The old sailor’s adage has never seemed more apropos,
“the floggings will continue until morale improves.”
In lieu of more floggings here’s a real world solution to bring back the tuna
Ocean Pasture Restoration Will Immediately Return Indian Ocean Tuna Pastures From East to West To Historic Abundance
Today our proven safe, sustainable, low cost, regenerative technologies and methodologies to restore and revive ocean fish pastures is standing ready to be deployed. Our work involves perfected ‘Ecosystem Service’ methods to prescribe and replenish vital mineral micronutrients that are in ever more diminishing supply due to the consequences of high and rising CO2 levels.
Our fossil fueled CO2 emissions of a trillion tonnes over the past century have dramatically increased and resulted in global greening of dry grasslands around the world.
More grass growing means less dust blowing, and it is dust that blows in the wind that delivers vital mineral nutrients to sustain ocean pastures. The solution, give back to the world’s oceans the dust we are denying them.
Time has finally run out on the reserve capacity and resilience of Indian Ocean pastures and they are today rapidly suffering from the drought of dust and becoming ever more blue ocean deserts.
Proven At Large Scale
In 2012 the largest ocean fish pasture restoration project ever to be undertaken was performed (by me) in the NE Pacific Ocean. In dying ocean salmon pastures my single fishing boat load of prescription mineral dust turned that blue desert into a lush ocean pasture for a remarkably low cost.

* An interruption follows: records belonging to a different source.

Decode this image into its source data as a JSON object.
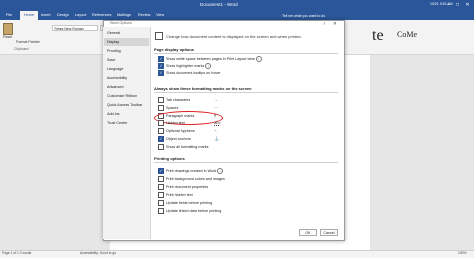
{
  "window": {
    "title": "Document1 - Word",
    "user_date": "10/21 9:52 AM"
  },
  "tabs": [
    "File",
    "Home",
    "Insert",
    "Design",
    "Layout",
    "References",
    "Mailings",
    "Review",
    "View"
  ],
  "tell_me": "Tell me what you want to do",
  "ribbon": {
    "paste_label": "Paste",
    "font_name": "Times New Roman",
    "font_size": "12",
    "clipboard_label": "Clipboard",
    "format_painter": "Format Painter",
    "style_preview": "te",
    "style_preview2": "CoMe"
  },
  "dialog": {
    "title": "Word Options",
    "help": "?",
    "close": "✕",
    "header_text": "Change how document content is displayed on the screen and when printed.",
    "nav": [
      "General",
      "Display",
      "Proofing",
      "Save",
      "Language",
      "Accessibility",
      "Advanced",
      "Customize Ribbon",
      "Quick Access Toolbar",
      "Add-ins",
      "Trust Center"
    ],
    "selected_nav": "Display",
    "sections": {
      "page_display": "Page display options",
      "formatting": "Always show these formatting marks on the screen",
      "printing": "Printing options"
    },
    "page_display_options": [
      {
        "label": "Show white space between pages in Print Layout view",
        "checked": true,
        "info": true
      },
      {
        "label": "Show highlighter marks",
        "checked": true,
        "info": true
      },
      {
        "label": "Show document tooltips on hover",
        "checked": true,
        "info": false
      }
    ],
    "formatting_marks": [
      {
        "label": "Tab characters",
        "checked": false,
        "mark": "→"
      },
      {
        "label": "Spaces",
        "checked": false,
        "mark": "···"
      },
      {
        "label": "Paragraph marks",
        "checked": false,
        "mark": "¶"
      },
      {
        "label": "Hidden text",
        "checked": false,
        "mark": "abc"
      },
      {
        "label": "Optional hyphens",
        "checked": false,
        "mark": "¬"
      },
      {
        "label": "Object anchors",
        "checked": true,
        "mark": "⚓"
      },
      {
        "label": "Show all formatting marks",
        "checked": false,
        "mark": ""
      }
    ],
    "printing_options": [
      {
        "label": "Print drawings created in Word",
        "checked": true,
        "info": true
      },
      {
        "label": "Print background colors and images",
        "checked": false,
        "info": false
      },
      {
        "label": "Print document properties",
        "checked": false,
        "info": false
      },
      {
        "label": "Print hidden text",
        "checked": false,
        "info": false
      },
      {
        "label": "Update fields before printing",
        "checked": false,
        "info": false
      },
      {
        "label": "Update linked data before printing",
        "checked": false,
        "info": false
      }
    ],
    "ok_label": "OK",
    "cancel_label": "Cancel"
  },
  "status": {
    "page_info": "Page 1 of 1   0 words",
    "accessibility": "Accessibility: Good to go",
    "zoom": "100%"
  },
  "colors": {
    "brand": "#2b579a",
    "annotation": "#dd2222"
  }
}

The following year in Alaska the expected catch of one of the five species of salmon, the Pink Salmon, was forecast to be 50 million fish. Instead when the Pink Salmon swam into Alaskan fishermen’s nets the catch turned out to be 226 million fish, the largest catch in all of history.
Indian Ocean tuna, especially the Yellowfin, can be almost immediately returned and sustained at historic abundance as we choose to become caring stewards of their ocean tuna pastures. IT JUST WORKS!